[Data records for software interfaces]
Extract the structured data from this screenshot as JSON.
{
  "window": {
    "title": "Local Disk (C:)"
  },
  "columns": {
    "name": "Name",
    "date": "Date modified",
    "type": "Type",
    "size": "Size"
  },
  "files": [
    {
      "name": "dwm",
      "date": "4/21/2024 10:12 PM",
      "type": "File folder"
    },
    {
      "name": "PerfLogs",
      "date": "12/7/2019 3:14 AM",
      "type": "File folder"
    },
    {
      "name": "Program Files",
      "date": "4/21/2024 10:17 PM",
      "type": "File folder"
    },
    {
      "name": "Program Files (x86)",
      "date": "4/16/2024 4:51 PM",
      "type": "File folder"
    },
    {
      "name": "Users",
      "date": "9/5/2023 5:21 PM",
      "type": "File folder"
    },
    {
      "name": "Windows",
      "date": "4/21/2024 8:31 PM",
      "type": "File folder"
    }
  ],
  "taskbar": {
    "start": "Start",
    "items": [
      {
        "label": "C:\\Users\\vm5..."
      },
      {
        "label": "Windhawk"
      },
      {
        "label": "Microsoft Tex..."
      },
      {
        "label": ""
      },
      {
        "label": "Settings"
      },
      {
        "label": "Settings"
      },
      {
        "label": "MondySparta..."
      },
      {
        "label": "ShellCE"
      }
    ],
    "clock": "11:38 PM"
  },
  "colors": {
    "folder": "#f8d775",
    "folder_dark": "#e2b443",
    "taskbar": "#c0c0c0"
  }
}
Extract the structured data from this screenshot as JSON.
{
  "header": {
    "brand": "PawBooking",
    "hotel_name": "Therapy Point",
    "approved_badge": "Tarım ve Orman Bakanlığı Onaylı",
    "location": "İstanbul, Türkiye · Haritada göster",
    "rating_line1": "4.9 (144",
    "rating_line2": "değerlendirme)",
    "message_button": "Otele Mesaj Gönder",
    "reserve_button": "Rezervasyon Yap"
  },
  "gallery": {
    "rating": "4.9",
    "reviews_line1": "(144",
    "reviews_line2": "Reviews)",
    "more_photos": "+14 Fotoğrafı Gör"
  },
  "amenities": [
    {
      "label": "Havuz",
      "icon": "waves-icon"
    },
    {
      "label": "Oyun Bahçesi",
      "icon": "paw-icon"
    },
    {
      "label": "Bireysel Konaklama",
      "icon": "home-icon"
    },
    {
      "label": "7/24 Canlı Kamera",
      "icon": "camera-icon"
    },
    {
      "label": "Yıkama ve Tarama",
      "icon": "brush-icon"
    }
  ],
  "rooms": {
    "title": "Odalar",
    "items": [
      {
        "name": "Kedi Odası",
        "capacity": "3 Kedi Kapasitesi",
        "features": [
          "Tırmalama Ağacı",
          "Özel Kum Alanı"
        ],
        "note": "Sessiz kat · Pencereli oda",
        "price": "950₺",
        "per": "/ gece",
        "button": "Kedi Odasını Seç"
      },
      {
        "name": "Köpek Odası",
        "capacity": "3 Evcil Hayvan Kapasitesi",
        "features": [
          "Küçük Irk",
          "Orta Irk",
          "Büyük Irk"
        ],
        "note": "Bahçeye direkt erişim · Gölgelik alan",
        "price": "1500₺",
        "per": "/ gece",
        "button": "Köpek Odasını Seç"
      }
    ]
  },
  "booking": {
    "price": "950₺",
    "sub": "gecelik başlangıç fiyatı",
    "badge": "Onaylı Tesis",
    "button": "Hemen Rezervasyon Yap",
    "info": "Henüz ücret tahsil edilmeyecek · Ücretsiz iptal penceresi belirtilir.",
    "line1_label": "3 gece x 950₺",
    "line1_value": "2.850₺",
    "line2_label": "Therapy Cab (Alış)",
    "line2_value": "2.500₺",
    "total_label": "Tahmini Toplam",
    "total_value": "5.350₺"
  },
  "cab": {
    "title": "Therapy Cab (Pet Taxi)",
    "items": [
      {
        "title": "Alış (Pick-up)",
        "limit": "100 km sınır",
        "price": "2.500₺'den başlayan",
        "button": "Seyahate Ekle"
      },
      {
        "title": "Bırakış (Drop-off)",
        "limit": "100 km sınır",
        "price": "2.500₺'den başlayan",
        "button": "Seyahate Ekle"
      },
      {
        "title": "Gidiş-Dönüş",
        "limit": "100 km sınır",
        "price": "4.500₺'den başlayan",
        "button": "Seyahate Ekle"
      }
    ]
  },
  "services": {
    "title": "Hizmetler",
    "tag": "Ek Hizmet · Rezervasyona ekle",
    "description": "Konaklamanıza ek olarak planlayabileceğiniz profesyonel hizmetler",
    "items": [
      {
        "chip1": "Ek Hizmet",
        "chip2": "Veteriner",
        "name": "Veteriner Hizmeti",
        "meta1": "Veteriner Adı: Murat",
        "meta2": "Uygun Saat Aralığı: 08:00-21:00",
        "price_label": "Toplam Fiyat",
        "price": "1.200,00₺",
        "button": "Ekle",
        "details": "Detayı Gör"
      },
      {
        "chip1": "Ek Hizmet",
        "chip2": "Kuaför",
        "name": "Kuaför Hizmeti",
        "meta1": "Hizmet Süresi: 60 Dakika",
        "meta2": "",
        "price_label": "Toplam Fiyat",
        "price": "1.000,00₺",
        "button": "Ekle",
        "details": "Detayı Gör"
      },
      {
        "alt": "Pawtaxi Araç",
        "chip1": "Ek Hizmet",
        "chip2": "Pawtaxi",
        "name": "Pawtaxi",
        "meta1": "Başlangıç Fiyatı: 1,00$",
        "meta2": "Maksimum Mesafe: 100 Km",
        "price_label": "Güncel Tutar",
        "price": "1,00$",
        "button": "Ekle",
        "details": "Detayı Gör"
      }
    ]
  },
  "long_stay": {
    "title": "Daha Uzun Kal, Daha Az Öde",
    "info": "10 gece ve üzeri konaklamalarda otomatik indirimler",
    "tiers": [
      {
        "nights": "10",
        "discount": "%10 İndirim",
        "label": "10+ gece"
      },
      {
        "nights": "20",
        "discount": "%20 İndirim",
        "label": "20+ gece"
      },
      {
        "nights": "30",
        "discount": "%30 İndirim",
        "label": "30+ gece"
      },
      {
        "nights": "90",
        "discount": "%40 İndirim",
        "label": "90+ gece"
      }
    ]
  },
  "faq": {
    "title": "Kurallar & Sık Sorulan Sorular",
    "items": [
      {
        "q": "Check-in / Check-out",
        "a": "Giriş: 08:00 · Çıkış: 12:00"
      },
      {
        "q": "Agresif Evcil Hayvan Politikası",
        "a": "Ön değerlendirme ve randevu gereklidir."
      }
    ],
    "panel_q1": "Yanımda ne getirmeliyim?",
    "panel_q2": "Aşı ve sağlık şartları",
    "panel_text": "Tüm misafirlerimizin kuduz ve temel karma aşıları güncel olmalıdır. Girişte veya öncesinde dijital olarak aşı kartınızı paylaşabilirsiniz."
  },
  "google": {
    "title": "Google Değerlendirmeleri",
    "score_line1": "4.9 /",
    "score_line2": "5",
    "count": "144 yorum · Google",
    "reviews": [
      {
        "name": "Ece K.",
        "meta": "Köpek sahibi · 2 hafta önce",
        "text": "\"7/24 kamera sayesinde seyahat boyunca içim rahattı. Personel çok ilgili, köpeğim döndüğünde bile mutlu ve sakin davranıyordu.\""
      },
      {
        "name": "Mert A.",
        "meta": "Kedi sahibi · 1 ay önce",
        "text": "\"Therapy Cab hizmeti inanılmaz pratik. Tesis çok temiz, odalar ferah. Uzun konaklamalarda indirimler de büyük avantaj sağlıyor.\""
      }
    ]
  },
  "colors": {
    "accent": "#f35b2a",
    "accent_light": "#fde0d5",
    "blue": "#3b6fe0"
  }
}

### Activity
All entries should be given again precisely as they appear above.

### Task response
Extract the structured data from this screenshot as JSON.
{
  "window": {
    "title": "Local Disk (C:)"
  },
  "columns": {
    "name": "Name",
    "date": "Date modified",
    "type": "Type",
    "size": "Size"
  },
  "files": [
    {
      "name": "dwm",
      "date": "4/21/2024 10:12 PM",
      "type": "File folder"
    },
    {
      "name": "PerfLogs",
      "date": "12/7/2019 3:14 AM",
      "type": "File folder"
    },
    {
      "name": "Program Files",
      "date": "4/21/2024 10:17 PM",
      "type": "File folder"
    },
    {
      "name": "Program Files (x86)",
      "date": "4/16/2024 4:51 PM",
      "type": "File folder"
    },
    {
      "name": "Users",
      "date": "9/5/2023 5:21 PM",
      "type": "File folder"
    },
    {
      "name": "Windows",
      "date": "4/21/2024 8:31 PM",
      "type": "File folder"
    }
  ],
  "taskbar": {
    "start": "Start",
    "items": [
      {
        "label": "C:\\Users\\vm5..."
      },
      {
        "label": "Windhawk"
      },
      {
        "label": "Microsoft Tex..."
      },
      {
        "label": ""
      },
      {
        "label": "Settings"
      },
      {
        "label": "Settings"
      },
      {
        "label": "MondySparta..."
      },
      {
        "label": "ShellCE"
      }
    ],
    "clock": "11:38 PM"
  },
  "colors": {
    "folder": "#f8d775",
    "folder_dark": "#e2b443",
    "taskbar": "#c0c0c0"
  }
}
Extract the structured data from this screenshot as JSON.
{
  "header": {
    "brand": "PawBooking",
    "hotel_name": "Therapy Point",
    "approved_badge": "Tarım ve Orman Bakanlığı Onaylı",
    "location": "İstanbul, Türkiye · Haritada göster",
    "rating_line1": "4.9 (144",
    "rating_line2": "değerlendirme)",
    "message_button": "Otele Mesaj Gönder",
    "reserve_button": "Rezervasyon Yap"
  },
  "gallery": {
    "rating": "4.9",
    "reviews_line1": "(144",
    "reviews_line2": "Reviews)",
    "more_photos": "+14 Fotoğrafı Gör"
  },
  "amenities": [
    {
      "label": "Havuz",
      "icon": "waves-icon"
    },
    {
      "label": "Oyun Bahçesi",
      "icon": "paw-icon"
    },
    {
      "label": "Bireysel Konaklama",
      "icon": "home-icon"
    },
    {
      "label": "7/24 Canlı Kamera",
      "icon": "camera-icon"
    },
    {
      "label": "Yıkama ve Tarama",
      "icon": "brush-icon"
    }
  ],
  "rooms": {
    "title": "Odalar",
    "items": [
      {
        "name": "Kedi Odası",
        "capacity": "3 Kedi Kapasitesi",
        "features": [
          "Tırmalama Ağacı",
          "Özel Kum Alanı"
        ],
        "note": "Sessiz kat · Pencereli oda",
        "price": "950₺",
        "per": "/ gece",
        "button": "Kedi Odasını Seç"
      },
      {
        "name": "Köpek Odası",
        "capacity": "3 Evcil Hayvan Kapasitesi",
        "features": [
          "Küçük Irk",
          "Orta Irk",
          "Büyük Irk"
        ],
        "note": "Bahçeye direkt erişim · Gölgelik alan",
        "price": "1500₺",
        "per": "/ gece",
        "button": "Köpek Odasını Seç"
      }
    ]
  },
  "booking": {
    "price": "950₺",
    "sub": "gecelik başlangıç fiyatı",
    "badge": "Onaylı Tesis",
    "button": "Hemen Rezervasyon Yap",
    "info": "Henüz ücret tahsil edilmeyecek · Ücretsiz iptal penceresi belirtilir.",
    "line1_label": "3 gece x 950₺",
    "line1_value": "2.850₺",
    "line2_label": "Therapy Cab (Alış)",
    "line2_value": "2.500₺",
    "total_label": "Tahmini Toplam",
    "total_value": "5.350₺"
  },
  "cab": {
    "title": "Therapy Cab (Pet Taxi)",
    "items": [
      {
        "title": "Alış (Pick-up)",
        "limit": "100 km sınır",
        "price": "2.500₺'den başlayan",
        "button": "Seyahate Ekle"
      },
      {
        "title": "Bırakış (Drop-off)",
        "limit": "100 km sınır",
        "price": "2.500₺'den başlayan",
        "button": "Seyahate Ekle"
      },
      {
        "title": "Gidiş-Dönüş",
        "limit": "100 km sınır",
        "price": "4.500₺'den başlayan",
        "button": "Seyahate Ekle"
      }
    ]
  },
  "services": {
    "title": "Hizmetler",
    "tag": "Ek Hizmet · Rezervasyona ekle",
    "description": "Konaklamanıza ek olarak planlayabileceğiniz profesyonel hizmetler",
    "items": [
      {
        "chip1": "Ek Hizmet",
        "chip2": "Veteriner",
        "name": "Veteriner Hizmeti",
        "meta1": "Veteriner Adı: Murat",
        "meta2": "Uygun Saat Aralığı: 08:00-21:00",
        "price_label": "Toplam Fiyat",
        "price": "1.200,00₺",
        "button": "Ekle",
        "details": "Detayı Gör"
      },
      {
        "chip1": "Ek Hizmet",
        "chip2": "Kuaför",
        "name": "Kuaför Hizmeti",
        "meta1": "Hizmet Süresi: 60 Dakika",
        "meta2": "",
        "price_label": "Toplam Fiyat",
        "price": "1.000,00₺",
        "button": "Ekle",
        "details": "Detayı Gör"
      },
      {
        "alt": "Pawtaxi Araç",
        "chip1": "Ek Hizmet",
        "chip2": "Pawtaxi",
        "name": "Pawtaxi",
        "meta1": "Başlangıç Fiyatı: 1,00$",
        "meta2": "Maksimum Mesafe: 100 Km",
        "price_label": "Güncel Tutar",
        "price": "1,00$",
        "button": "Ekle",
        "details": "Detayı Gör"
      }
    ]
  },
  "long_stay": {
    "title": "Daha Uzun Kal, Daha Az Öde",
    "info": "10 gece ve üzeri konaklamalarda otomatik indirimler",
    "tiers": [
      {
        "nights": "10",
        "discount": "%10 İndirim",
        "label": "10+ gece"
      },
      {
        "nights": "20",
        "discount": "%20 İndirim",
        "label": "20+ gece"
      },
      {
        "nights": "30",
        "discount": "%30 İndirim",
        "label": "30+ gece"
      },
      {
        "nights": "90",
        "discount": "%40 İndirim",
        "label": "90+ gece"
      }
    ]
  },
  "faq": {
    "title": "Kurallar & Sık Sorulan Sorular",
    "items": [
      {
        "q": "Check-in / Check-out",
        "a": "Giriş: 08:00 · Çıkış: 12:00"
      },
      {
        "q": "Agresif Evcil Hayvan Politikası",
        "a": "Ön değerlendirme ve randevu gereklidir."
      }
    ],
    "panel_q1": "Yanımda ne getirmeliyim?",
    "panel_q2": "Aşı ve sağlık şartları",
    "panel_text": "Tüm misafirlerimizin kuduz ve temel karma aşıları güncel olmalıdır. Girişte veya öncesinde dijital olarak aşı kartınızı paylaşabilirsiniz."
  },
  "google": {
    "title": "Google Değerlendirmeleri",
    "score_line1": "4.9 /",
    "score_line2": "5",
    "count": "144 yorum · Google",
    "reviews": [
      {
        "name": "Ece K.",
        "meta": "Köpek sahibi · 2 hafta önce",
        "text": "\"7/24 kamera sayesinde seyahat boyunca içim rahattı. Personel çok ilgili, köpeğim döndüğünde bile mutlu ve sakin davranıyordu.\""
      },
      {
        "name": "Mert A.",
        "meta": "Kedi sahibi · 1 ay önce",
        "text": "\"Therapy Cab hizmeti inanılmaz pratik. Tesis çok temiz, odalar ferah. Uzun konaklamalarda indirimler de büyük avantaj sağlıyor.\""
      }
    ]
  },
  "colors": {
    "accent": "#f35b2a",
    "accent_light": "#fde0d5",
    "blue": "#3b6fe0"
  }
}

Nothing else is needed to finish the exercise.